Our sponsors love writing to their sponsored children – and sponsored children love receiving their letters in the post. When you write a letter, we ask that you:
- Send all correspondence via Plan International UK. This helps keep your sponsored child’s identity secure and safeguards your own address.
- Don’t include any addresses, websites, emails, social media handles or phone numbers in your correspondence.
- Avoid writing about any political or religious issues that could inadvertently cause offence.
Visiting your sponsored child
Did you know that once you’ve sponsored your child for six months, we can help you visit them, so you can see first-hand the impact your support is having? All you need to do is contact our visits team on 0300 777 9779 or email email@example.com at least two to three months before your trip.
They can talk you through the process, which includes completing a background check and agreeing to our safeguarding rules. On your visit, a Plan International team member will accompany you, to act as a guide and supervisor. We charge a small non-refundable deposit to cover admin costs.
Our commitment to keeping children safe
We’re committed to the wellbeing of children and take their safeguarding seriously. That’s why:
- We don’t allow any direct contact between a sponsor and their sponsored child.
- All letters, postcards, drawings and photographs are screened by our trained team and volunteers, to make sure they don’t contain anything that could be a safeguarding concern.
- We may decline visits to a sponsored child for any reason, including concern for the safety or wellbeing of children or their families.
- Visits to a sponsored child and their family don’t take place in their home. We host sponsors in the child’s community, for example at their school or youth club.
We reserve the right to cancel a child sponsorship for child protection or for any other reason.

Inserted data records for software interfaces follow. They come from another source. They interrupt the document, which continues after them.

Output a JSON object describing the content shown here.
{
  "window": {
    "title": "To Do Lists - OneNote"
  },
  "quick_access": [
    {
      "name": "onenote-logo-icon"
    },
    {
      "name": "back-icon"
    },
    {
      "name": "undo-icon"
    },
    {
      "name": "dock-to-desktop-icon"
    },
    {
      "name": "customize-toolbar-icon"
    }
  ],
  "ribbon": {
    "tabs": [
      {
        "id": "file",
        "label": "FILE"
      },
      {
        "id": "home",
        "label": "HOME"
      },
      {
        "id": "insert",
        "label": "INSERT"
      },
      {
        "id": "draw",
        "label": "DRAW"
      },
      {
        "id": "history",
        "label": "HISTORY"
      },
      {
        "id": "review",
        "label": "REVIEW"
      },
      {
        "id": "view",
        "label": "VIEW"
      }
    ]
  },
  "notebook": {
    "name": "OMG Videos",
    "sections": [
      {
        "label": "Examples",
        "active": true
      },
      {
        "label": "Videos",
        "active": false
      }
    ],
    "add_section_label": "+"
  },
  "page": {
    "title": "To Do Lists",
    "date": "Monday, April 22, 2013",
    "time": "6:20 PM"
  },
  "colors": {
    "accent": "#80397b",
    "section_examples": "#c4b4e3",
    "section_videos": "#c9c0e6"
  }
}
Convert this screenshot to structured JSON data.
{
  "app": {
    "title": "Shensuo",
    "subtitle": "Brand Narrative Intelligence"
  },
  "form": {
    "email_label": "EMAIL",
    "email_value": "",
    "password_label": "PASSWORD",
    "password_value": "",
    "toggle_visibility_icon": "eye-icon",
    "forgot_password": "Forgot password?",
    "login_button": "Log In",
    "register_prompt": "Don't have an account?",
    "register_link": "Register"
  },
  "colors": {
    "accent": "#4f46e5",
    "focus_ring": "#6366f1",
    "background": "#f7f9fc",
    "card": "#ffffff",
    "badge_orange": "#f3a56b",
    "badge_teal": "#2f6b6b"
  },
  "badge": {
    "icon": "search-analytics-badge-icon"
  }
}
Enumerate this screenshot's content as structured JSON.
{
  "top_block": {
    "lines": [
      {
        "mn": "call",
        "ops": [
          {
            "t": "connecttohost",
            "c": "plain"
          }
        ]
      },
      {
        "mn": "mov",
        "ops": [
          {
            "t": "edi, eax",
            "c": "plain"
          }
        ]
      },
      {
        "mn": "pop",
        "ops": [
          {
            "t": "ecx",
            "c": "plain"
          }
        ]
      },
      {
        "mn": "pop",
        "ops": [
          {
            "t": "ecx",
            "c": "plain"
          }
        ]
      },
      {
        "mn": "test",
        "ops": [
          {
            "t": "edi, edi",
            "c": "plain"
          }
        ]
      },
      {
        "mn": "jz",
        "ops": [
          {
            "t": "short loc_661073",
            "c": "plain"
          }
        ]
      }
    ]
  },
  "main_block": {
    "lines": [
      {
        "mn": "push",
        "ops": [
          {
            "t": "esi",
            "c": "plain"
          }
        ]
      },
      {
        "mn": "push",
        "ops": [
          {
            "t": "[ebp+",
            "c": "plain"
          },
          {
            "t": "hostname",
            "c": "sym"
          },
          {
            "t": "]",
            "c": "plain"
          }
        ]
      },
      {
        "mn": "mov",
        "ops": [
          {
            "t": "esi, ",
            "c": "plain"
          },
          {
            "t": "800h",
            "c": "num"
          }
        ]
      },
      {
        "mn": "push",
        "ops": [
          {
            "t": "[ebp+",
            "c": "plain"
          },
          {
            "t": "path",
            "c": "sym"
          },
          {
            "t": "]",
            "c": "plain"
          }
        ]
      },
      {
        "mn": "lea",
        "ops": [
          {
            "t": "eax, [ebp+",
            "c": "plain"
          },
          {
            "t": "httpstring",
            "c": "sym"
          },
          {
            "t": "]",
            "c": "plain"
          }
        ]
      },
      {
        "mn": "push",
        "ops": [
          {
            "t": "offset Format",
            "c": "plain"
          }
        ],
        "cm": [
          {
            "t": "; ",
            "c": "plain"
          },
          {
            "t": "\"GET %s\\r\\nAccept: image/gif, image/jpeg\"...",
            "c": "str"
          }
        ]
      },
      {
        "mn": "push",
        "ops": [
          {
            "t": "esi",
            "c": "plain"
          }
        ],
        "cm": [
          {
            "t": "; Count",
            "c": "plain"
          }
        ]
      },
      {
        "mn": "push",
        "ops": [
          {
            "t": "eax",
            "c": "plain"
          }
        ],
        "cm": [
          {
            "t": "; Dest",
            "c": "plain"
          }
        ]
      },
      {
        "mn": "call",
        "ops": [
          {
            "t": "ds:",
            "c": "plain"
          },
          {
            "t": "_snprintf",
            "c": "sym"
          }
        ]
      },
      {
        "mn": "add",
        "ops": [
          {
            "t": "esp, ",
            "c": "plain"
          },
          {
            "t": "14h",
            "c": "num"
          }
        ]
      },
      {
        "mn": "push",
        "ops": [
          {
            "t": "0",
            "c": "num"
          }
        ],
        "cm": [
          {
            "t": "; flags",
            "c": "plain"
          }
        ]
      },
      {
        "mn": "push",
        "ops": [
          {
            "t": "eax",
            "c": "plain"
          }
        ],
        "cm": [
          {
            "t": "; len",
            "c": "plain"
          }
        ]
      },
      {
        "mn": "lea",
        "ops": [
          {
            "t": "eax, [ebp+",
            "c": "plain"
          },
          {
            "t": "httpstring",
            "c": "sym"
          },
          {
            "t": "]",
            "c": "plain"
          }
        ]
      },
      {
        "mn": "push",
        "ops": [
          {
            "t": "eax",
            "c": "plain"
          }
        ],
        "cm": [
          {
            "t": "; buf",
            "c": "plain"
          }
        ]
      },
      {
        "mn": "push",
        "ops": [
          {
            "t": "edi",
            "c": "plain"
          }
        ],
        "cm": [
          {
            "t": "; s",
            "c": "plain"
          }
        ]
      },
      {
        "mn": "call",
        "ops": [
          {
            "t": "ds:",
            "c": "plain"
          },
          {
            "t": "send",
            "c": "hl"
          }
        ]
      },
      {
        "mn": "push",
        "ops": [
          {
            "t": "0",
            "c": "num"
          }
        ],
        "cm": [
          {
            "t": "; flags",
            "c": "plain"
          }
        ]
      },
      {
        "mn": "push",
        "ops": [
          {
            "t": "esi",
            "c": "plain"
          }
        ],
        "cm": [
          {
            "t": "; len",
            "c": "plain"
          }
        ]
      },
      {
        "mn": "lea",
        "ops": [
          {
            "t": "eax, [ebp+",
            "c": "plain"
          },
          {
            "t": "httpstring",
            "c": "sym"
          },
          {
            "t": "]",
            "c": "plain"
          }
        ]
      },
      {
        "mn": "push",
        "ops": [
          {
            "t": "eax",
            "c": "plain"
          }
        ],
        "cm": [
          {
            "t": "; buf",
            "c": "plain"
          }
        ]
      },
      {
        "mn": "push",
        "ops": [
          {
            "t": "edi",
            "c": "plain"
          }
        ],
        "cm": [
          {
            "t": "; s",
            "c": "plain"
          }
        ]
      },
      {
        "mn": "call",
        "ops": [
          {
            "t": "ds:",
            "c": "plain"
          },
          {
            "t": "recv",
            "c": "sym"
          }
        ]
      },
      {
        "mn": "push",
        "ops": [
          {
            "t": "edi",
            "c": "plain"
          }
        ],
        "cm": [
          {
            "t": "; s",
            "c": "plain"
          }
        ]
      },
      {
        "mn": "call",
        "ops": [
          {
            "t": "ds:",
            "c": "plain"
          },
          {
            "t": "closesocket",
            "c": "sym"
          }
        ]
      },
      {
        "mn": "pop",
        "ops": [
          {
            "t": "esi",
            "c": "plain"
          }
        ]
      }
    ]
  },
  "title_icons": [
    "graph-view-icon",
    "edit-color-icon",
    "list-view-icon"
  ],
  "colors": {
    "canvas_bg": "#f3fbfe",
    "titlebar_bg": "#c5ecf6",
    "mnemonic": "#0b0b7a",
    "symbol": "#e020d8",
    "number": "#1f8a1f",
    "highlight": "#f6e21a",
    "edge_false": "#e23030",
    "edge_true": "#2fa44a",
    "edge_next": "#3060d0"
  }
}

Any incident or suspicion relating to child abuse involving a Plan International UK sponsor will be investigated. Where appropriate, this may include contacting the relevant authorities.